▸ **Exercise details**: Show each line of the records in which the word "data" occurs.

======

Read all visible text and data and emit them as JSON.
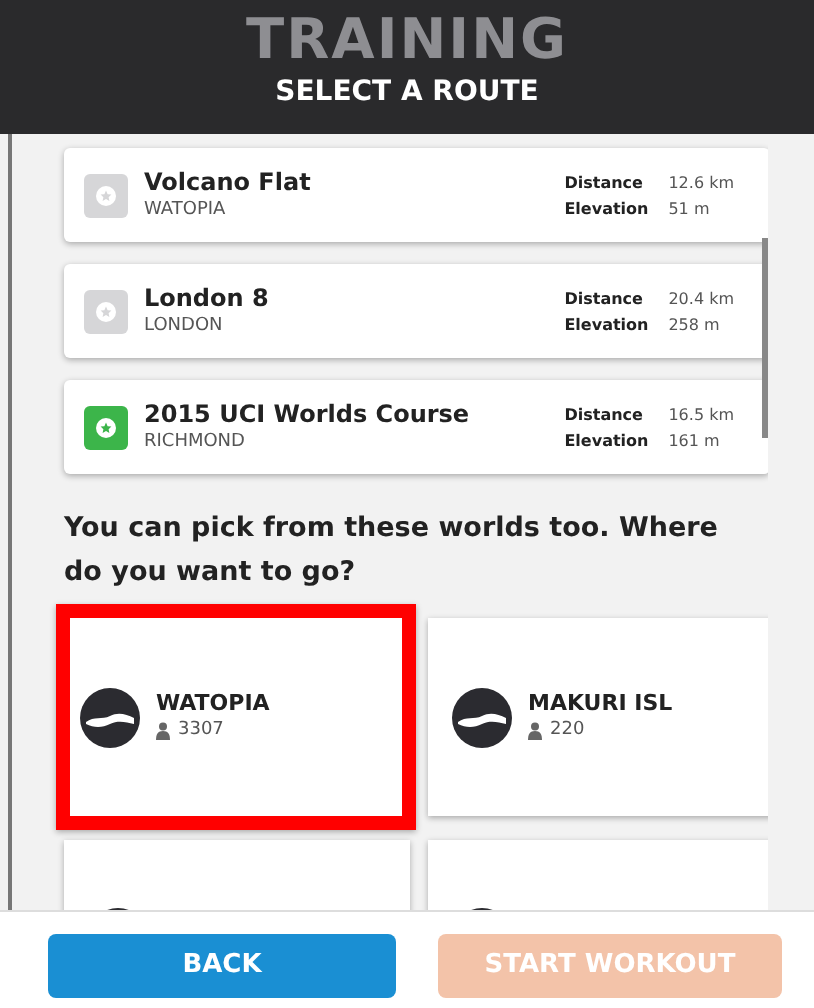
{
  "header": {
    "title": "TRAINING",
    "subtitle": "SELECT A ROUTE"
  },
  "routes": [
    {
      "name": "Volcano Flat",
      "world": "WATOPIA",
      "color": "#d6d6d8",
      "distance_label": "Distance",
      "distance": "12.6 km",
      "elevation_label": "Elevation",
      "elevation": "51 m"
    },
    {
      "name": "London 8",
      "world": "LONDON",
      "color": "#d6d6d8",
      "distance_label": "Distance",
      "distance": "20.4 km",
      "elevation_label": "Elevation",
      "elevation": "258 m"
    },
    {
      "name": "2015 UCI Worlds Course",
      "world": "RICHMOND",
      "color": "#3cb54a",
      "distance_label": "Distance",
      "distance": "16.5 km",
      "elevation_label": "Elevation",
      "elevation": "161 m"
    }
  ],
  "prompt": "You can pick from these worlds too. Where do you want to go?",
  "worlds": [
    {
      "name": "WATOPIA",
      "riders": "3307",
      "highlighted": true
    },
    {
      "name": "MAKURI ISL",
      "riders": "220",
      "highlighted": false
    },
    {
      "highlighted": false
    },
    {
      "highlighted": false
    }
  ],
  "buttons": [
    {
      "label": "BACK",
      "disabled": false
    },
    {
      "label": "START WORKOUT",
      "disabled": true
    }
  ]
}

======

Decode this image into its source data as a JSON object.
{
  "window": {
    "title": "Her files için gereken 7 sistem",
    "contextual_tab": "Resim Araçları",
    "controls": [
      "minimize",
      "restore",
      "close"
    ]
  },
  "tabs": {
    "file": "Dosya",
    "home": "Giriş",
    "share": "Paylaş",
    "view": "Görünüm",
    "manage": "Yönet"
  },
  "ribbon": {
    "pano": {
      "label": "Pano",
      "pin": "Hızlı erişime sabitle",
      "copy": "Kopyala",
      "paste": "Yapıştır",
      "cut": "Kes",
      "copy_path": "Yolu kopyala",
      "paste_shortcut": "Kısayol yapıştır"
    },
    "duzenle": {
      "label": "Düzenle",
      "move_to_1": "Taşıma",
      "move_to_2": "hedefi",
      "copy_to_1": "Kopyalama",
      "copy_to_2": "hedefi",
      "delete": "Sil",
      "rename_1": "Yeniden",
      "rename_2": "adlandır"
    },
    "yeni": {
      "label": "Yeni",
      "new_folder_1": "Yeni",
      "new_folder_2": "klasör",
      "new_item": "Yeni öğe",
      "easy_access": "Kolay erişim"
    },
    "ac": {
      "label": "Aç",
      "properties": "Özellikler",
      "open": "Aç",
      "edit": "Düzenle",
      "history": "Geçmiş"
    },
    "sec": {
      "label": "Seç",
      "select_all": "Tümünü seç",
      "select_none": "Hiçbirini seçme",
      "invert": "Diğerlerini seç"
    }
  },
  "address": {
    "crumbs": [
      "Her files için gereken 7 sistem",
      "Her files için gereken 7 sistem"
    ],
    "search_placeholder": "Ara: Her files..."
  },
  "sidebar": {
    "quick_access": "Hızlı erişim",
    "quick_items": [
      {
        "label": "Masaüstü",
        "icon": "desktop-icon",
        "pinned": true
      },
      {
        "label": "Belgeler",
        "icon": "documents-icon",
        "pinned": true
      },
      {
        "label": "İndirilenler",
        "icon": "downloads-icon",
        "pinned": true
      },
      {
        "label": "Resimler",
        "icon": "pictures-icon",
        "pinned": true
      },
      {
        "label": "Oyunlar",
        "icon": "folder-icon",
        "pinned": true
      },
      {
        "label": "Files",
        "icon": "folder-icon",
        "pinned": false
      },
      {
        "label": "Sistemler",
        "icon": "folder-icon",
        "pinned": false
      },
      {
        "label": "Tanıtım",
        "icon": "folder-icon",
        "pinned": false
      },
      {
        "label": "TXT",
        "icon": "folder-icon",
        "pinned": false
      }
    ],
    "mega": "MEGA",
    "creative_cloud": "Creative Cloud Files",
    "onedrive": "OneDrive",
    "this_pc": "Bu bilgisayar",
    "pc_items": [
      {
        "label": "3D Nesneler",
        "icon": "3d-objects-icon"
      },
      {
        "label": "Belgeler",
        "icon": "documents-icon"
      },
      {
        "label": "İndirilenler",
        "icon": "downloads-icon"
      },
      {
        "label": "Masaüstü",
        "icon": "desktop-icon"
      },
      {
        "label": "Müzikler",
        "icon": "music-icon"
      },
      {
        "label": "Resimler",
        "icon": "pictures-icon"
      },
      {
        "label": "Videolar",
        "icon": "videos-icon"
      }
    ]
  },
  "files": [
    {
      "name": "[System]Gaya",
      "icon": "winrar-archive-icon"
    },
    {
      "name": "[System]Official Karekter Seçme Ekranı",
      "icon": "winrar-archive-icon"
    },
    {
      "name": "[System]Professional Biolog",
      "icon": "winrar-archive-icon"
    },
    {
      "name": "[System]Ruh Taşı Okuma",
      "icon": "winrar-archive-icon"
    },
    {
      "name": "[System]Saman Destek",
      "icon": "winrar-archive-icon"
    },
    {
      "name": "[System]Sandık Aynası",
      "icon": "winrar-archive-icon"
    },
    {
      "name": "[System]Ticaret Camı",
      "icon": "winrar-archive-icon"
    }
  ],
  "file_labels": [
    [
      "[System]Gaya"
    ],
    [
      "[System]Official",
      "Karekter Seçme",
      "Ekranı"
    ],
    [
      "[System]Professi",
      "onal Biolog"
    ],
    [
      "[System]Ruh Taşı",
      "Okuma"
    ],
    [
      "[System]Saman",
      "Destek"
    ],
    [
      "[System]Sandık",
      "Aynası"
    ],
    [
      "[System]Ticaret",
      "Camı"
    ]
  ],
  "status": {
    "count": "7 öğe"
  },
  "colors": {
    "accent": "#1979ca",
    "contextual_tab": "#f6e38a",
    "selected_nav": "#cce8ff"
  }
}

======

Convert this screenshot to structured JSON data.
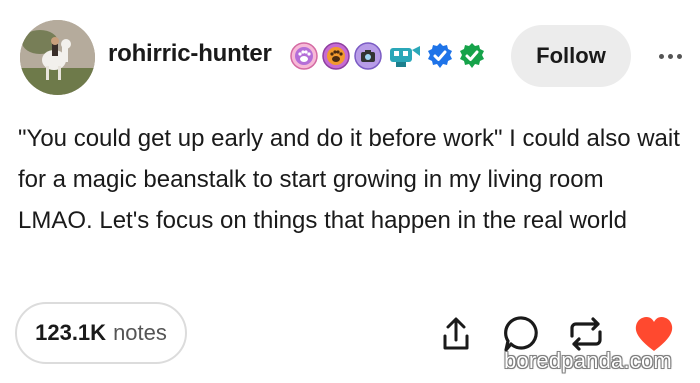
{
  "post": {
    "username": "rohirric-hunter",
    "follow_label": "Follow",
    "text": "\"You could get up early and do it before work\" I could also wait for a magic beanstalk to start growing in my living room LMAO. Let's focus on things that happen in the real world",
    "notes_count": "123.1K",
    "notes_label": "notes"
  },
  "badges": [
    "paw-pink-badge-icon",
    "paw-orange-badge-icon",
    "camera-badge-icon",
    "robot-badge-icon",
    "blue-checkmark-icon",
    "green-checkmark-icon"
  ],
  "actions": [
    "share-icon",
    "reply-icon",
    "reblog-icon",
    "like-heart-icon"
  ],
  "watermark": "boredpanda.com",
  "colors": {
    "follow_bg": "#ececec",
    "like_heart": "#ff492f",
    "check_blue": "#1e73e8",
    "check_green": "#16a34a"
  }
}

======

▸ **Written reply**:
Read all visible text and data and emit them as JSON.
Decode this image into its source data as a JSON object.
Convert this screenshot to structured JSON data.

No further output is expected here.